Every night as the girls are settling into bed, the routine is familiar. Mariah climbs to the top bunk, and Ambria claims the bottom bed, while Ashlyn sits on my lap. We turn down the lights, turn on the fan, and of course, the night light. And from the shadows they ask, "Will you tell us a story?"
The stories have varied from bed-time readings through the Children's bible, or impromptu-makebelieveonthespot stories about Billy the Bear and his ninja sidekick, Timmy the Turtle.
But lately they insist on a story from my own childhood experiences… The sit up in their beds and lean in to hear the hilarious details of my unfortunate adolescence. How awkward and humiliating were those middle-school years? The legend of my Great Aunt Hazel - whom lived with us when I was in high school, and at 96 years of age she enjoyed dementia, requiring a re-introduction every morning.
I could tell them stories of getting lost in the woods, and the panic attacks when I could not find my way home… The setting sun, and the wonder if I would ever see my eighth birthday. I avoid the painful memories of my grandfather calling my dad a failure as we all sat at the kitchen table. I dare not explain to them the wretched tales of getting beat up physically and spiritually in the basement of the Bible Baptist Temple, about how the Fehler boys used to beat me up after Sunday school, and my teacher used to psychological torture me with heretical notions of a God who hates me.
Instead I tell them stories about a mother's love, and how she endlessly served the full house. I can't remember a time she was able to enjoy a hot meal, because by the time she sat down to eat her food was cold, and we were finished. And nobody seemed to notice her exhaustion… until now. I tell them stories about my dad who used to take us camping in the winter blizzards, and our home-schooling allowed for the freedom of schedule to go sledding down the Sugar Bowl hills behind Lake Harbor Park. I choose to tell them stories of hilarity and sentimentality, of the time a burglar broke into our home on Christmas Eve and stole all of the gifts under the tree… And the time the neighbors came together to make sure we had plenty of toys to unwrap.
And we have a tradition. If ever in a crowded room, to mouth the words "Olive Juice" to each other, and from a distance the lips read - "I love you". And in the morning as they walk out to the long school bus waiting at the edge of the driveway, Jamie has taught them to repeat the phrase: "CHOOSE JOY!"

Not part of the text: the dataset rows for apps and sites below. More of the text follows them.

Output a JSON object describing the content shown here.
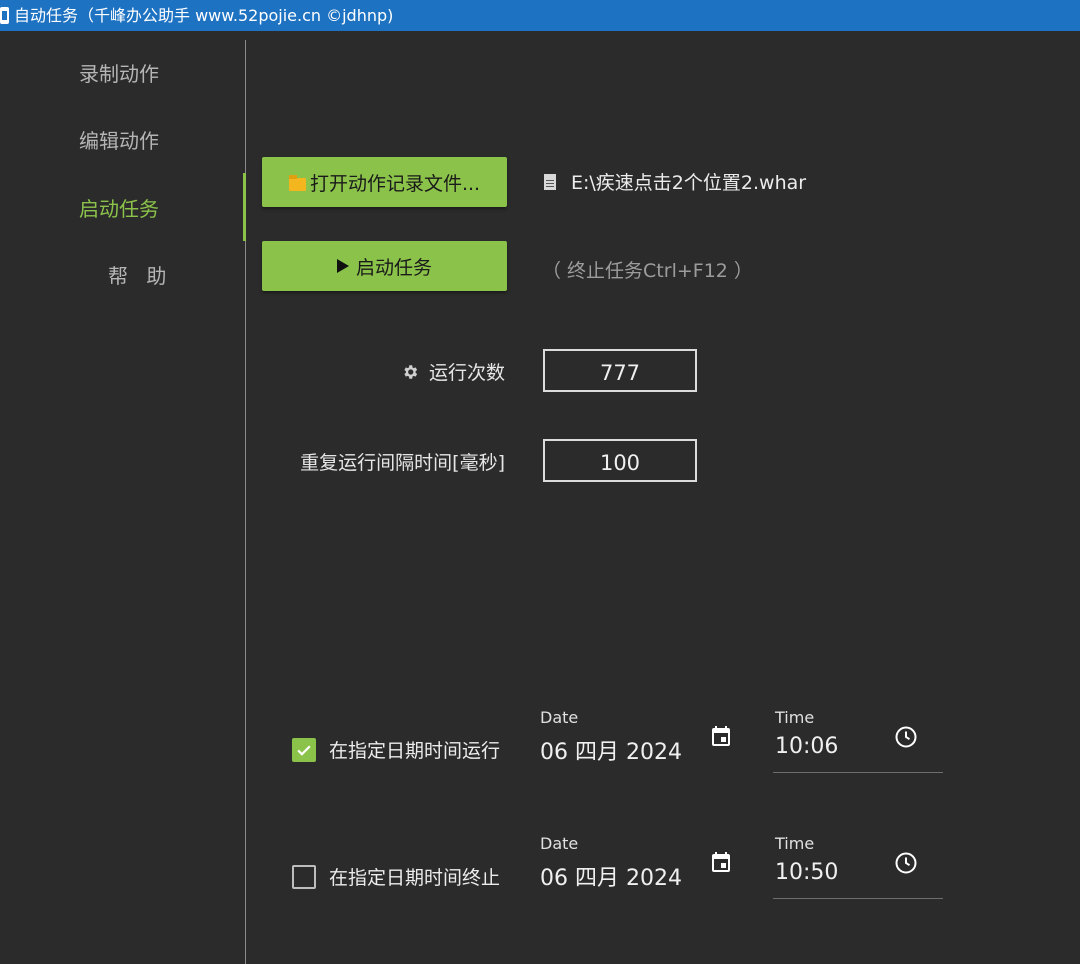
{
  "window": {
    "title": "自动任务（千峰办公助手 www.52pojie.cn ©jdhnp)"
  },
  "sidebar": {
    "items": [
      {
        "label": "录制动作"
      },
      {
        "label": "编辑动作"
      },
      {
        "label": "启动任务"
      },
      {
        "label": "帮 助"
      }
    ],
    "active_index": 2
  },
  "main": {
    "open_file_button": "打开动作记录文件...",
    "file_path": "E:\\疾速点击2个位置2.whar",
    "start_button": "启动任务",
    "stop_hint": "（ 终止任务Ctrl+F12 ）",
    "run_count": {
      "label": "运行次数",
      "value": "777"
    },
    "interval": {
      "label": "重复运行间隔时间[毫秒]",
      "value": "100"
    },
    "schedule_start": {
      "checkbox_label": "在指定日期时间运行",
      "checked": true,
      "date_caption": "Date",
      "date_value": "06 四月 2024",
      "time_caption": "Time",
      "time_value": "10:06"
    },
    "schedule_stop": {
      "checkbox_label": "在指定日期时间终止",
      "checked": false,
      "date_caption": "Date",
      "date_value": "06 四月 2024",
      "time_caption": "Time",
      "time_value": "10:50"
    }
  },
  "icons": {
    "app": "app-icon",
    "open_file": "folder-icon",
    "file": "file-icon",
    "start": "play-icon",
    "run_count": "gear-icon",
    "checkbox_checked": "check-icon",
    "date": "calendar-icon",
    "time": "clock-icon"
  },
  "colors": {
    "accent": "#8bc34a",
    "titlebar": "#1d72c2",
    "background": "#2b2b2b"
  }
}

Because at the end of the day, it's a choice. You can choose to live in the darkness of the past, or the light of the future sunlight. You can dwell on the negative stories that shape your life, or you can focus on the ones that make you laugh, as you reminisce on good friends, and the love of family. You can choose pessimism, that's easy. Or you can choose joy.